[Dataset rows for apps and sites]
········
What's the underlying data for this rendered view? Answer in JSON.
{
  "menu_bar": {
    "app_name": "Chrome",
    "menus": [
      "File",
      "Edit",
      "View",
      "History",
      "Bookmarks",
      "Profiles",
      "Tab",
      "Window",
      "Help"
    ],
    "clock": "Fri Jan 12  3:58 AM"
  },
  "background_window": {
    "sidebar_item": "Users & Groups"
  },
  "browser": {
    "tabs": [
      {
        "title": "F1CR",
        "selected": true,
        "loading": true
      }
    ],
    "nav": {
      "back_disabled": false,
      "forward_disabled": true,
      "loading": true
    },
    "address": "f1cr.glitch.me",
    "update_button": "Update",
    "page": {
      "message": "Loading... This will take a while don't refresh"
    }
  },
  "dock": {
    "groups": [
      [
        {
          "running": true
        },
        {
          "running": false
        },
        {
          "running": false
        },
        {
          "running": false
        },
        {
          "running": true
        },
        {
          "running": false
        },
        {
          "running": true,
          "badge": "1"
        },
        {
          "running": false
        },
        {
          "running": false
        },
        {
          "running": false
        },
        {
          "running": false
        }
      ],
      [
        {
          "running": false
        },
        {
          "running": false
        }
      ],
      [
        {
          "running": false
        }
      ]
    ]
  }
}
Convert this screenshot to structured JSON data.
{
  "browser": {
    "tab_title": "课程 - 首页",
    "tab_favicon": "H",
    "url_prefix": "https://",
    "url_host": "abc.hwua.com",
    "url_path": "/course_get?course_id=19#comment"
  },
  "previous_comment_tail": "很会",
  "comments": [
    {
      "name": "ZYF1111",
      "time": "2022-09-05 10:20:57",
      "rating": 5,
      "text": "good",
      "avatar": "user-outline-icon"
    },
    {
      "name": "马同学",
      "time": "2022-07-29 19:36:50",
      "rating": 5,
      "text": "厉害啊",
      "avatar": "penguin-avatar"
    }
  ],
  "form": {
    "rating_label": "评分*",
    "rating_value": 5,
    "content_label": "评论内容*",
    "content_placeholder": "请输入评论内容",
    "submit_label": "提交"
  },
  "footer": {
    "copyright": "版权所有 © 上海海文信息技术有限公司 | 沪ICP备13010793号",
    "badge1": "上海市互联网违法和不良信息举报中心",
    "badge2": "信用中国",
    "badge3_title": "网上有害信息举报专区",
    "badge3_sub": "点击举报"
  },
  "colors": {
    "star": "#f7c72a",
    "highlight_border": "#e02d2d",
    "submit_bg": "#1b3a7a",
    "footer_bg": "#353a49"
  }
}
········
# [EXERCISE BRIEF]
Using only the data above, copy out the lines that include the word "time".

# [ANSWER SECTION]
      "time": "2022-09-05 10:20:57",
      "time": "2022-07-29 19:36:50",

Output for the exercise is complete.